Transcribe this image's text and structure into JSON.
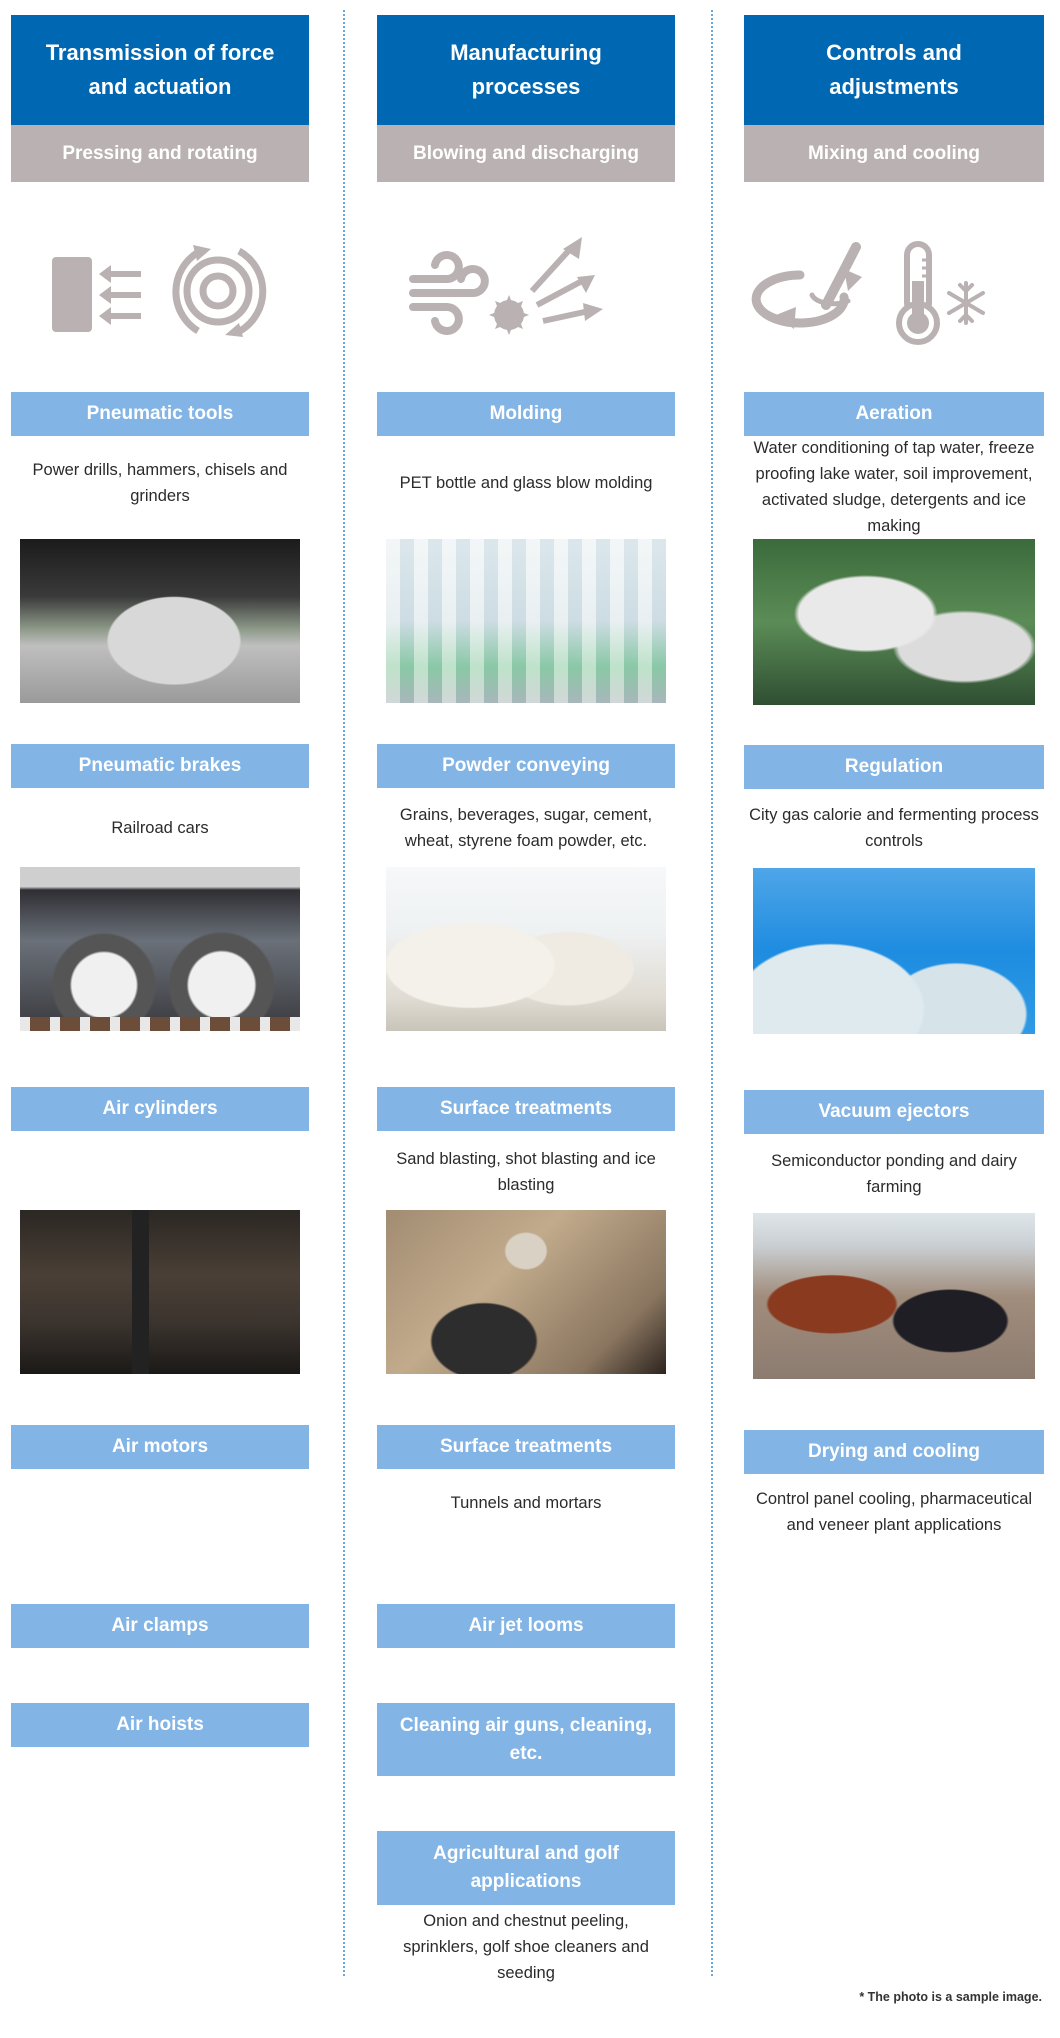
{
  "columns": [
    {
      "title": "Transmission of force and actuation",
      "subtitle": "Pressing and rotating",
      "icon_names": [
        "pressing-icon",
        "rotating-icon"
      ],
      "items": [
        {
          "label": "Pneumatic tools",
          "description": "Power drills, hammers, chisels and grinders",
          "photo": "drill-press-photo"
        },
        {
          "label": "Pneumatic brakes",
          "description": "Railroad cars",
          "photo": "railroad-car-photo"
        },
        {
          "label": "Air cylinders",
          "description": "",
          "photo": "air-cylinders-photo"
        },
        {
          "label": "Air motors",
          "description": ""
        },
        {
          "label": "Air clamps",
          "description": ""
        },
        {
          "label": "Air hoists",
          "description": ""
        }
      ]
    },
    {
      "title": "Manufacturing processes",
      "subtitle": "Blowing and discharging",
      "icon_names": [
        "wind-icon",
        "burst-icon"
      ],
      "items": [
        {
          "label": "Molding",
          "description": "PET bottle and glass blow molding",
          "photo": "bottles-photo"
        },
        {
          "label": "Powder conveying",
          "description": "Grains, beverages, sugar, cement, wheat, styrene foam powder, etc.",
          "photo": "sacks-photo"
        },
        {
          "label": "Surface treatments",
          "description": "Sand blasting, shot blasting and ice blasting",
          "photo": "sand-blasting-photo"
        },
        {
          "label": "Surface treatments",
          "description": "Tunnels and mortars"
        },
        {
          "label": "Air jet looms",
          "description": ""
        },
        {
          "label": "Cleaning air guns, cleaning, etc.",
          "description": ""
        },
        {
          "label": "Agricultural and golf applications",
          "description": "Onion and chestnut peeling, sprinklers, golf shoe cleaners and seeding"
        }
      ]
    },
    {
      "title": "Controls and adjustments",
      "subtitle": "Mixing and cooling",
      "icon_names": [
        "mixing-icon",
        "thermometer-icon",
        "snowflake-icon"
      ],
      "items": [
        {
          "label": "Aeration",
          "description": "Water conditioning of tap water, freeze proofing lake water, soil improvement, activated sludge, detergents and ice making",
          "photo": "aeration-foam-photo"
        },
        {
          "label": "Regulation",
          "description": "City gas calorie and fermenting process controls",
          "photo": "gas-tanks-photo"
        },
        {
          "label": "Vacuum ejectors",
          "description": "Semiconductor ponding and dairy farming",
          "photo": "dairy-cows-photo"
        },
        {
          "label": "Drying and cooling",
          "description": "Control panel cooling, pharmaceutical and veneer plant applications"
        }
      ]
    }
  ],
  "footnote": "* The photo is a sample image.",
  "colors": {
    "header_blue": "#0068b3",
    "subheader_gray": "#bab2b2",
    "label_blue": "#82b4e5",
    "icon_gray": "#bab2b2",
    "divider_blue": "#6aa8dd"
  }
}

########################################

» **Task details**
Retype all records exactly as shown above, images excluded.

» **Finished task**
Transcribe this image's text and structure into JSON.
{
  "columns": [
    {
      "title": "Transmission of force and actuation",
      "subtitle": "Pressing and rotating",
      "icon_names": [
        "pressing-icon",
        "rotating-icon"
      ],
      "items": [
        {
          "label": "Pneumatic tools",
          "description": "Power drills, hammers, chisels and grinders",
          "photo": "drill-press-photo"
        },
        {
          "label": "Pneumatic brakes",
          "description": "Railroad cars",
          "photo": "railroad-car-photo"
        },
        {
          "label": "Air cylinders",
          "description": "",
          "photo": "air-cylinders-photo"
        },
        {
          "label": "Air motors",
          "description": ""
        },
        {
          "label": "Air clamps",
          "description": ""
        },
        {
          "label": "Air hoists",
          "description": ""
        }
      ]
    },
    {
      "title": "Manufacturing processes",
      "subtitle": "Blowing and discharging",
      "icon_names": [
        "wind-icon",
        "burst-icon"
      ],
      "items": [
        {
          "label": "Molding",
          "description": "PET bottle and glass blow molding",
          "photo": "bottles-photo"
        },
        {
          "label": "Powder conveying",
          "description": "Grains, beverages, sugar, cement, wheat, styrene foam powder, etc.",
          "photo": "sacks-photo"
        },
        {
          "label": "Surface treatments",
          "description": "Sand blasting, shot blasting and ice blasting",
          "photo": "sand-blasting-photo"
        },
        {
          "label": "Surface treatments",
          "description": "Tunnels and mortars"
        },
        {
          "label": "Air jet looms",
          "description": ""
        },
        {
          "label": "Cleaning air guns, cleaning, etc.",
          "description": ""
        },
        {
          "label": "Agricultural and golf applications",
          "description": "Onion and chestnut peeling, sprinklers, golf shoe cleaners and seeding"
        }
      ]
    },
    {
      "title": "Controls and adjustments",
      "subtitle": "Mixing and cooling",
      "icon_names": [
        "mixing-icon",
        "thermometer-icon",
        "snowflake-icon"
      ],
      "items": [
        {
          "label": "Aeration",
          "description": "Water conditioning of tap water, freeze proofing lake water, soil improvement, activated sludge, detergents and ice making",
          "photo": "aeration-foam-photo"
        },
        {
          "label": "Regulation",
          "description": "City gas calorie and fermenting process controls",
          "photo": "gas-tanks-photo"
        },
        {
          "label": "Vacuum ejectors",
          "description": "Semiconductor ponding and dairy farming",
          "photo": "dairy-cows-photo"
        },
        {
          "label": "Drying and cooling",
          "description": "Control panel cooling, pharmaceutical and veneer plant applications"
        }
      ]
    }
  ],
  "footnote": "* The photo is a sample image.",
  "colors": {
    "header_blue": "#0068b3",
    "subheader_gray": "#bab2b2",
    "label_blue": "#82b4e5",
    "icon_gray": "#bab2b2",
    "divider_blue": "#6aa8dd"
  }
}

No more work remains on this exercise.